Now, say to yourself, I am and your first name. “I am Mary,” for example. What comes to mind when you reflect on who that is? Are you reminded of your hobbies, likes, and dislikes, how your friends and family perceive you?
Now, say to yourself, I am, with no qualifier. What comes to mind when you reflect on who that is, absent of the assumptions of others, temporal circumstances, past experiences, and future responsibilities. A challenging concept to grasp for those who have never attempted to do so before. Those who return to this practice routinely through mindfulness or meditation find it profoundly liberating, empowering, and calming.
Constructs like, I’m Mary, and I’m a realtor, married, afraid, affiliated “x” political party, or believe in “x” religion are limiting and burdensome. They suppress our inner divinity and true spiritual nature, distracting us from our higher purpose and path to awakening. Constructs hinder our ability to escape the matrix and socially determined concepts of reality that leave us blind to more high vibrational mindsets and perspectives.
When we define our personhood by the organizations, religions, politics, or groups who claim to share our worldviews, we limit ourselves to the standards or qualities we believe these factions represent. There are times when we must proclaim allegiance, take vows, agree to contracts, or otherwise commit to these sects, placing further restrictions on our possibilities and opportunities for growth. Every affiliation becomes a negotiation between what parts of ourselves and our divine path we must forfeit to belong and uphold the values and world schemas of others.
Interpersonal relationships are no different. When we fail to focus on the “I am” removed from extraneous constructs, we further limit ourselves and our ability to manifest our own reality built upon our values, principles, and higher calling. When we are dutiful to whatever our relational status or our relational selves say about who we are, we fall short of who the divinity of the universe believes we can aspire to be and eventually become.
At its core, it is an issue of the temporal versus eternal nature of who we are. All of the utterances of who we are, our identity with friends, colleagues, spouses, families, and ourselves are primarily based on temporal likes, dislikes, experiences, and future projections.
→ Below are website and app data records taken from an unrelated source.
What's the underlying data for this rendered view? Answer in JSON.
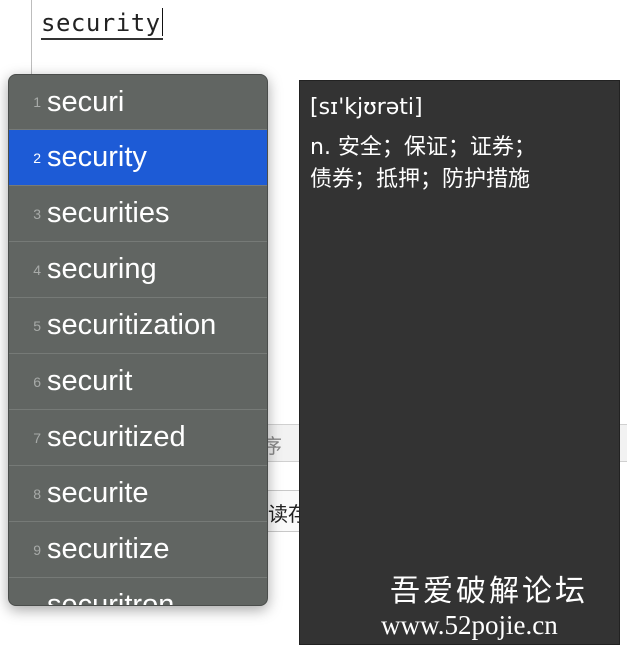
{
  "editor": {
    "typed_word": "security"
  },
  "background": {
    "table_text": "序",
    "button_text": "读存"
  },
  "suggestions": {
    "selected_index": 1,
    "items": [
      {
        "num": "1",
        "word": "securi"
      },
      {
        "num": "2",
        "word": "security"
      },
      {
        "num": "3",
        "word": "securities"
      },
      {
        "num": "4",
        "word": "securing"
      },
      {
        "num": "5",
        "word": "securitization"
      },
      {
        "num": "6",
        "word": "securit"
      },
      {
        "num": "7",
        "word": "securitized"
      },
      {
        "num": "8",
        "word": "securite"
      },
      {
        "num": "9",
        "word": "securitize"
      },
      {
        "num": "",
        "word": "securitron"
      }
    ]
  },
  "definition": {
    "phonetic": "[sɪ'kjʊrəti]",
    "line1": "n. 安全；保证；证券；",
    "line2": "债券；抵押；防护措施"
  },
  "watermark": {
    "site_name": "吾爱破解论坛",
    "url": "www.52pojie.cn"
  },
  "colors": {
    "popup_bg": "#616562",
    "selected_bg": "#1d5bd6",
    "definition_bg": "#333333"
  }
}
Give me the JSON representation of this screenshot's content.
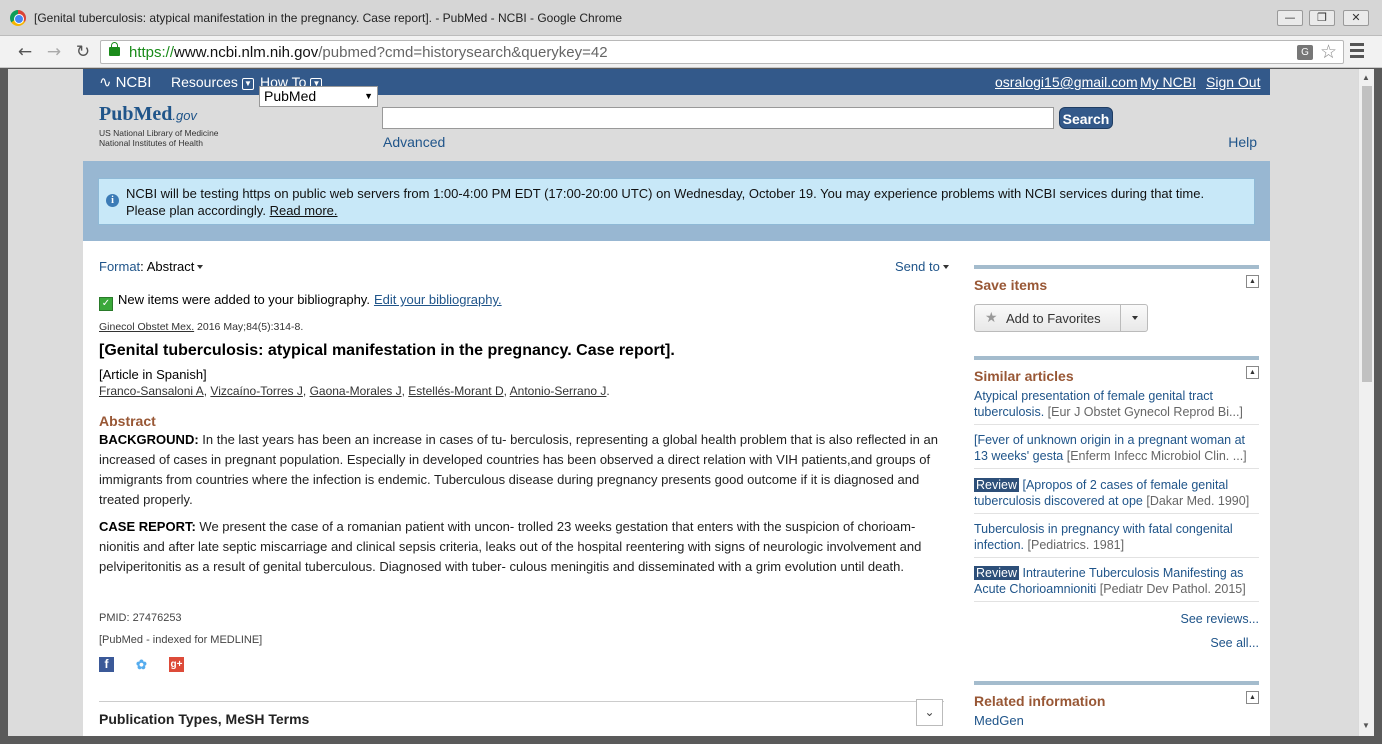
{
  "window": {
    "title": "[Genital tuberculosis: atypical manifestation in the pregnancy. Case report]. - PubMed - NCBI - Google Chrome"
  },
  "browser": {
    "url_scheme": "https://",
    "url_host": "www.ncbi.nlm.nih.gov",
    "url_path": "/pubmed?cmd=historysearch&querykey=42"
  },
  "ncbi_bar": {
    "logo": "NCBI",
    "resources": "Resources",
    "howto": "How To",
    "user_email": "osralogi15@gmail.com",
    "my_ncbi": "My NCBI",
    "sign_out": "Sign Out"
  },
  "header": {
    "logo_pub": "Pub",
    "logo_med": "Med",
    "logo_gov": ".gov",
    "logo_sub1": "US National Library of Medicine",
    "logo_sub2": "National Institutes of Health",
    "db_selected": "PubMed",
    "search_value": "",
    "search_button": "Search",
    "advanced": "Advanced",
    "help": "Help"
  },
  "notice": {
    "text": "NCBI will be testing https on public web servers from 1:00-4:00 PM EDT (17:00-20:00 UTC) on Wednesday, October 19. You may experience problems with NCBI services during that time. Please plan accordingly. ",
    "link": "Read more."
  },
  "article": {
    "format_label": "Format",
    "format_value": "Abstract",
    "send_to": "Send to",
    "bib_message": "New items were added to your bibliography.",
    "bib_link": "Edit your bibliography.",
    "journal": "Ginecol Obstet Mex.",
    "citation_rest": " 2016 May;84(5):314-8.",
    "title": "[Genital tuberculosis: atypical manifestation in the pregnancy. Case report].",
    "language": "[Article in Spanish]",
    "authors": [
      "Franco-Sansaloni A",
      "Vizcaíno-Torres J",
      "Gaona-Morales J",
      "Estellés-Morant D",
      "Antonio-Serrano J"
    ],
    "abstract_heading": "Abstract",
    "background_label": "BACKGROUND:",
    "background_text": " In the last years has been an increase in cases of tu- berculosis, representing a global health problem that is also reflected in an increased of cases in pregnant population. Especially in developed countries has been observed a direct relation with VIH patients,and groups of immigrants from countries where the infection is endemic. Tuberculous disease during pregnancy presents good outcome if it is diagnosed and treated properly.",
    "case_label": "CASE REPORT:",
    "case_text": " We present the case of a romanian patient with uncon- trolled 23 weeks gestation that enters with the suspicion of chorioam- nionitis and after late septic miscarriage and clinical sepsis criteria, leaks out of the hospital reentering with signs of neurologic involvement and pelviperitonitis as a result of genital tuberculous. Diagnosed with tuber- culous meningitis and disseminated with a grim evolution until death.",
    "pmid": "PMID: 27476253",
    "indexed": "[PubMed - indexed for MEDLINE]",
    "pub_types": "Publication Types, MeSH Terms"
  },
  "sidebar": {
    "save_items": "Save items",
    "add_favorites": "Add to Favorites",
    "similar_articles": "Similar articles",
    "similar": [
      {
        "badge": "",
        "title": "Atypical presentation of female genital tract tuberculosis.",
        "src": "[Eur J Obstet Gynecol Reprod Bi...]"
      },
      {
        "badge": "",
        "title": "[Fever of unknown origin in a pregnant woman at 13 weeks' gesta",
        "src": "[Enferm Infecc Microbiol Clin. ...]"
      },
      {
        "badge": "Review",
        "title": " [Apropos of 2 cases of female genital tuberculosis discovered at ope",
        "src": "[Dakar Med. 1990]"
      },
      {
        "badge": "",
        "title": "Tuberculosis in pregnancy with fatal congenital infection.",
        "src": "[Pediatrics. 1981]"
      },
      {
        "badge": "Review",
        "title": " Intrauterine Tuberculosis Manifesting as Acute Chorioamnioniti",
        "src": "[Pediatr Dev Pathol. 2015]"
      }
    ],
    "see_reviews": "See reviews...",
    "see_all": "See all...",
    "related_info": "Related information",
    "medgen": "MedGen"
  }
}
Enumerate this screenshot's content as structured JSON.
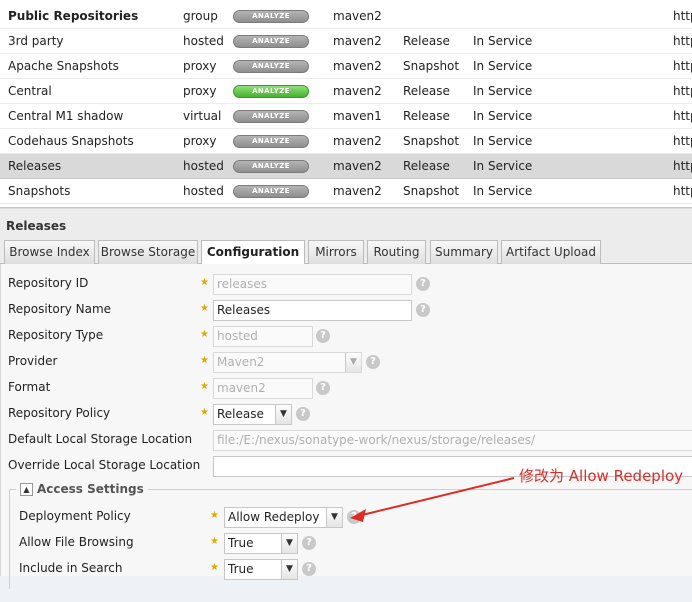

This construct-based “I am” is limited to this lifetime, this year, this moment. The great “I am,” absent of constructs, contracts, and allegiances, is eternal. It connects us to the soul we have always been and will ever be. It is our infinite existence from one life to the next and one dimension to the next. This is why when we meditate on the singular “I am,” we are free, empowered, and peaceful.
When we embody this limitless spirit, we can relinquish our labels, constructs, and temporal identities without fear. A fear rooted in the belief that these limiting qualifiers make us who we are, give life meaning, and define our purpose. Those who cling to this belief think that these constructs are the glue that binds together the individual parts of our identity.
What actually unifies our collective pieces into the amalgamation of who we are is our endless stream of consciousness. This stream of consciousness is the essential “I am.” It is a river fed from the current of the universal unconscious that connects us all to the bottomless ocean of the divine. In full awareness and acknowledgment of their eternal nature, we can move forward freely to heal, learn, grow, and thrive as both a vessel and conduit of love and abundance.
In Love and Truth,
Author Lori Lines
Disclaimer: Lori is a high-level channel. The information contained on this site is intended for educational purposes only and is not a substitute for advice, diagnosis or treatment by a licensed physician. You should seek prompt medical care for any health issues and consult your doctor before using alternative medicine or making a change to your regimen.